I know this finally now as unlike previous seasons where I would just pop antihistamines and push through the discomfort of hives and other symptoms; this year, due to the ongoing lockdown, I managed to take out enough time and exert enough effort to finally get to the root of this problem. It is not a solution as one does not exist but at least I now have the comfort of knowing the causes and possible medicines to treat it best.
This would not have been possible had I not had the freedom from seemingly critical tasks that are part of professional and personal commitments during a regular work-life.
And the same is true, right now, of non-profits. Make no mistake, this is a tough time for almost everyone. But there are three valuable upsides to the coronavirus lockdown.
First, there is a long-enforced pause in the tactical minutiae of daily work that allows you to see the big picture. Second, the virus presents you with the time to remedy some of the long-standing issues that your moment of reflection has subsequently revealed. And finally, the pause in trading enables you to fix those issues once and for all, before the wheels of a daily task-list grind into motion again.
If you are a young, allergy-free communications specialist who has yet to see a proper big non-profit at a very senior level, this won’t make any sense. Yet. You still see organizations as always-efficient programme machines that are unencumbered by ancient baggage.
But they are not. Even the most successful organisation is riddled with the unnecessary complications and costs of former periods and earlier strategies.
Organisations pay the price for being busy and moderately successful, and it starts to hurt them a bit. Not enough to stop and change, but enough to restrict future movement and success. And the fact that an organisation is still busy and successful and big means that no-one has the time or the guts or the motivation to fix the issues.
I am not saying that coronavirus will change everything so that you have to reinvent your organisation or programme. That’s the opposite of what I think. Coronavirus is not going to change anything once it ends, aside from providing organisations with a strategic time-out to do the things that they should have done but could not do because there was too much ‘work’ going on.
Consider that carefully for yourself and your work.
And while you are at it, think about the 60/40 rule too. For many organisations, the addiction to short-term impact means little if any money is invested in longer-term emotional brand-building. But with so many organisations seeing no immediate impact potential out there for many more weeks, there is an existential opportunity to pause all short term non-essential spends but maintain longer-term branding investments.
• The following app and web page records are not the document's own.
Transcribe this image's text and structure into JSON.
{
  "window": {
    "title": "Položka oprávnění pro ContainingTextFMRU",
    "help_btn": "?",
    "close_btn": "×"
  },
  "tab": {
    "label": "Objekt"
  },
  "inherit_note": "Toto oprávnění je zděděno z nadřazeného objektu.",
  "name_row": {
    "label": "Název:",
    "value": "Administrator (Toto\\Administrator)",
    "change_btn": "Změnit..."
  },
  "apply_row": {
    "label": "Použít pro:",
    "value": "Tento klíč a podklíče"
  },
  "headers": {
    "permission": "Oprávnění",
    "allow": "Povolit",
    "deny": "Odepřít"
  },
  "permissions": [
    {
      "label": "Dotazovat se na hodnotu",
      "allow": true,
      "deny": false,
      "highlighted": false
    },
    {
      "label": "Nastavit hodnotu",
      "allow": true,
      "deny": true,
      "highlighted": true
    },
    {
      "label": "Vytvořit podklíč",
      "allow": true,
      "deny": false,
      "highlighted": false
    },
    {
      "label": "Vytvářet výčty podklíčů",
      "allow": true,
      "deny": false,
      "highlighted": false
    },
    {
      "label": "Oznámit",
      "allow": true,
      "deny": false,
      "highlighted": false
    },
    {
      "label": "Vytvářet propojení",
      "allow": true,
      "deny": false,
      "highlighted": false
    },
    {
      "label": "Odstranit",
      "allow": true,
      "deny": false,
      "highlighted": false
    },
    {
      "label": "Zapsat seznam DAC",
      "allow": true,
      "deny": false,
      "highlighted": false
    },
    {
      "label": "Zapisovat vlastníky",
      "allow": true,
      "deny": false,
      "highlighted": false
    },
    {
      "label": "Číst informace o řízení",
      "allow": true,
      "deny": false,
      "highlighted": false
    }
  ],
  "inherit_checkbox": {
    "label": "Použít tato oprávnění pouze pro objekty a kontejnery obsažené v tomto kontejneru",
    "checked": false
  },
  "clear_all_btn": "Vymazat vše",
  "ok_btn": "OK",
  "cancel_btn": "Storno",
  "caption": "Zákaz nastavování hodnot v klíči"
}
Those long-term investments will work better with so many competitors (I hate to use this word for our fuzzy, warm non-profit world but nothing else works better; we are always competing for funds, talent and partnerships, whether we admit to it or not.) pulling back and, when the tide is up again, they will have created a significant head of scarce resources critical to their future success.
Most organisations are going to cut their communication budgets for the rest of 2020. Many will cease their spending completely. But the smart ones will – at the very least – spend a bit of money to keep their brand salient and out there in the market. They will gain the most.
The early bird does not get the worm. The one that was up all night using an integrated mix of codified messages has already attracted all the worms and is now scooping them up in its fat little beak.
There are many more options to consider as the coronavirus spring cleaning takes hold. But as I look up at my reflection of a teary-eyed sneezing human who is trying his best to not scratch the multiple blisters all over his right foot, I can only impel you to act and act now. You have a unique window to think, decide and do. One that will, hopefully, never arise again.
*Views expressed are personal.